on his screen. >> including his wife. >> christmas ruined, he says. >> reporter: it was facebook's first privacy scandal. >> people were outraged. >> people were really ticked off. >> reporter: ticked off at facebook's first real attempt to make money. it was an ad called beacon. >> people can log into your site using facebook notification. facebook said this is such a great way to get involved in commerce and not do boring advertising. >> reporter: to say they got it wrong is an understatement. >> it blew up in their faces. you don't want people to know what kind of underwear you're buying. >> reporter: but as soon as mark zuckerberg made that pay off, this is different. >> reporter: this is when facebook got really burned. >> joining cnn's lori segal as
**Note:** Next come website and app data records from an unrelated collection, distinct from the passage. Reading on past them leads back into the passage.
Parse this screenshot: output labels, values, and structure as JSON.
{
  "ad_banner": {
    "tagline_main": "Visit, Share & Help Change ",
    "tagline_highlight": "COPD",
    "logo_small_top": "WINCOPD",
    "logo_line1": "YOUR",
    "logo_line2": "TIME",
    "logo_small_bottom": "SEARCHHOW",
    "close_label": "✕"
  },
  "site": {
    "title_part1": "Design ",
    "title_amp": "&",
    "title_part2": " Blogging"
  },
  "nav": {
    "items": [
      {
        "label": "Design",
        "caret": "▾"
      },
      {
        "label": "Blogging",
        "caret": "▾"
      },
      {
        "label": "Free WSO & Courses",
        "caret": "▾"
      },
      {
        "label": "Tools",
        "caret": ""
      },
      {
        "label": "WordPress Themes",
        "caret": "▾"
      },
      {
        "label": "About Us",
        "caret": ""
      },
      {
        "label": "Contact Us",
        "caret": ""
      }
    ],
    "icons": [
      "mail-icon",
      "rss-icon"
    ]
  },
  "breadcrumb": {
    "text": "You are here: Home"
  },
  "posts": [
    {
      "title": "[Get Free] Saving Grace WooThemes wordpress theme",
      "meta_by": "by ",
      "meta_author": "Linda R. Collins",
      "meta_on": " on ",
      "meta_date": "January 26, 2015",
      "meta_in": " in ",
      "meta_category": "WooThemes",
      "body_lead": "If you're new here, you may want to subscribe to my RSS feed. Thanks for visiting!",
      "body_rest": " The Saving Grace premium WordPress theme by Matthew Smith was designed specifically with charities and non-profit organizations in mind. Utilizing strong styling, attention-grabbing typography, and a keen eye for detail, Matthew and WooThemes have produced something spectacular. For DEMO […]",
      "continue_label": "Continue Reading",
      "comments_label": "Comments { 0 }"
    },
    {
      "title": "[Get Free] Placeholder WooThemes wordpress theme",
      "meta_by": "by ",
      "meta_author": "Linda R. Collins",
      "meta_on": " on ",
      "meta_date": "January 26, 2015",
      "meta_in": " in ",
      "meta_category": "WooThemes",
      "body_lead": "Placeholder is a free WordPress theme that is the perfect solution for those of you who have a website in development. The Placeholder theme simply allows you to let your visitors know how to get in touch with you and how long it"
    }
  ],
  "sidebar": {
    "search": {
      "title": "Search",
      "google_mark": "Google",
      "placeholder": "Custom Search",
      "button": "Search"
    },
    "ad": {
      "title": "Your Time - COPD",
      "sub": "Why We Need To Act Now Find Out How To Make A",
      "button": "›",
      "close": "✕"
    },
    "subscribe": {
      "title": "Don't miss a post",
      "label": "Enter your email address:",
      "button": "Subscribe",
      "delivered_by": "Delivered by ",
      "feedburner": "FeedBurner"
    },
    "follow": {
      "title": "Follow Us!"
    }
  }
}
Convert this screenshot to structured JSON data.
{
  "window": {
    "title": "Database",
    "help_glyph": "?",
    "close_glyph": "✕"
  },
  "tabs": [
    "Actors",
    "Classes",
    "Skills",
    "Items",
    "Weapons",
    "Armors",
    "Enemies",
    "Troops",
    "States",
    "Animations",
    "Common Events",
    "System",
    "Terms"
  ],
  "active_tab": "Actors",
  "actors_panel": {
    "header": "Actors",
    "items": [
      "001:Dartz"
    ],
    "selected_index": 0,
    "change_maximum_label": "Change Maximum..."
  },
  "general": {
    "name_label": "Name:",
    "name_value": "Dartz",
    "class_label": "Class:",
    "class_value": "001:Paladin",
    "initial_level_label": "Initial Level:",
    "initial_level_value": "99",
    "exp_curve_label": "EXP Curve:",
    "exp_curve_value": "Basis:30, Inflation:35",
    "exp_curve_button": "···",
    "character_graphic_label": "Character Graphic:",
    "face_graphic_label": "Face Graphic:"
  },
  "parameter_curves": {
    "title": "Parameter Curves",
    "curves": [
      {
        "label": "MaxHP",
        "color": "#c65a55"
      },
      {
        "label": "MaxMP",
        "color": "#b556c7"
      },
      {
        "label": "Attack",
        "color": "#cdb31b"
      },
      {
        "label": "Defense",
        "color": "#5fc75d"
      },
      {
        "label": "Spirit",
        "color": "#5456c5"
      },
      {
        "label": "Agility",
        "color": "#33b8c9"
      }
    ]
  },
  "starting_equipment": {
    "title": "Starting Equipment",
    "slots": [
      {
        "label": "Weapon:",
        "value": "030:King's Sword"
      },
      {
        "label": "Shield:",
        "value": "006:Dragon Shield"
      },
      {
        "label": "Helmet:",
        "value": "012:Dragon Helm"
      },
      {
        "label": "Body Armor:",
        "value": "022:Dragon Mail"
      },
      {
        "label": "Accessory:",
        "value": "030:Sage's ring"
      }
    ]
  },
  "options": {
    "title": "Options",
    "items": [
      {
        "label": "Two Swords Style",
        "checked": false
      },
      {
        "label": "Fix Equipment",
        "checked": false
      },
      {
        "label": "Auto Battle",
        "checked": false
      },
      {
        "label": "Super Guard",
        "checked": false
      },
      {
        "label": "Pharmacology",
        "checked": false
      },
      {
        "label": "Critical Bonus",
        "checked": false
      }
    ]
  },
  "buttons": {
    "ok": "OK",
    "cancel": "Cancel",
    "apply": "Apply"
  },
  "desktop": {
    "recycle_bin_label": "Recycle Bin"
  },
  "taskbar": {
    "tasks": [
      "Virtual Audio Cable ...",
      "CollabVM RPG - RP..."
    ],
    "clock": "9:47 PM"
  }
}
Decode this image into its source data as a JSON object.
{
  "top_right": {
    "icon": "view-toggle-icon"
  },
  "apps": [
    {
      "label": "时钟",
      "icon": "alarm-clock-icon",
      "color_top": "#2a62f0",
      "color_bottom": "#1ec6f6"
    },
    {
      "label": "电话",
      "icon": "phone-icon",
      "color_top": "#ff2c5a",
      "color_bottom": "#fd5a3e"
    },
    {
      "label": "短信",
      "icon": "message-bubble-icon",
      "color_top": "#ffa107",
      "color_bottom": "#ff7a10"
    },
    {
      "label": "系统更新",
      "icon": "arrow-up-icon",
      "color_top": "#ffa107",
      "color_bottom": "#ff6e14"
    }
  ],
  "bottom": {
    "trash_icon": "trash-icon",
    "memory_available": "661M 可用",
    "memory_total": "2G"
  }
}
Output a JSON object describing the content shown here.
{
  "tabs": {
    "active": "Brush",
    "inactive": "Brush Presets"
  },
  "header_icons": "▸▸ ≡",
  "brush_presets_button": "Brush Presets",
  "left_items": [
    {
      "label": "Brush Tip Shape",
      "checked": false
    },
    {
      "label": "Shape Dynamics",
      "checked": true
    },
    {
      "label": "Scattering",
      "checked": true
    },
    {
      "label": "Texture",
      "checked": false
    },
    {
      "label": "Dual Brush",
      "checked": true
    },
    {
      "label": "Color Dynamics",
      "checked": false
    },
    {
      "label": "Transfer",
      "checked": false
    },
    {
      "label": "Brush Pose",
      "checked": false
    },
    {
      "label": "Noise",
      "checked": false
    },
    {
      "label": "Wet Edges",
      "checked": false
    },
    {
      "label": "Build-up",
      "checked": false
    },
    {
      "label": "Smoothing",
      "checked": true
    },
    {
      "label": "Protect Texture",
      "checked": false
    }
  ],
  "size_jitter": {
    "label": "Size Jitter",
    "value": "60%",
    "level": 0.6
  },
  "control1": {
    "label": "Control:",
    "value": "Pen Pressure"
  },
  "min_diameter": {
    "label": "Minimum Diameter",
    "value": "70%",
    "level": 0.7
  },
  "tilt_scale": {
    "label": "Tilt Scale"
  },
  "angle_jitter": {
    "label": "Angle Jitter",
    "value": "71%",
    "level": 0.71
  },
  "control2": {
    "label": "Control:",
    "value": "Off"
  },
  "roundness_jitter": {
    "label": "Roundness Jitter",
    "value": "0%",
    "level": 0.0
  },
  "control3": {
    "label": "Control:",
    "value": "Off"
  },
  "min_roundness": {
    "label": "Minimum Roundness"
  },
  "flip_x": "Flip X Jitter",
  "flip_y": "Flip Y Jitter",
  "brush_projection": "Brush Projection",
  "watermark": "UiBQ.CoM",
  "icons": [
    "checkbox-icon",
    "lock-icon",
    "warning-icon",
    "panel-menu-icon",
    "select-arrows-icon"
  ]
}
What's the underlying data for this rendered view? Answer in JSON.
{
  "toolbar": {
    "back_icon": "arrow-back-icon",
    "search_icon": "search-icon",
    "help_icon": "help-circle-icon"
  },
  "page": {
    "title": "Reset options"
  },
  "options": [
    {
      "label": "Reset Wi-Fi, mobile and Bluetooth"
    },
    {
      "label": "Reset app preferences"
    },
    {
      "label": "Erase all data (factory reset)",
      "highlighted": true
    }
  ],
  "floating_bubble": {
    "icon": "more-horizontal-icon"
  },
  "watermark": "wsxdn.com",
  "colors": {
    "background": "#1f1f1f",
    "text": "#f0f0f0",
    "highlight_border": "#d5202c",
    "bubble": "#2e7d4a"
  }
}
restaurants come to you. delicious at your door. download doordash. first order, no delivery fee. welcome back. thanks for joining me this sunday. i'm fredricka whitfield. the democratic field for president continues to expand. at any moment we're expected to hear from minnesota senator amy klobuchar live from a blustery and snowy minneapolis where she is expected to announce her bid for president on this very cold ask sn and snowy day there. it's roughly 12 to 14 degrees. we'll take you there when it happens. klobuchar joins candidates who are hoping to face off against donald trump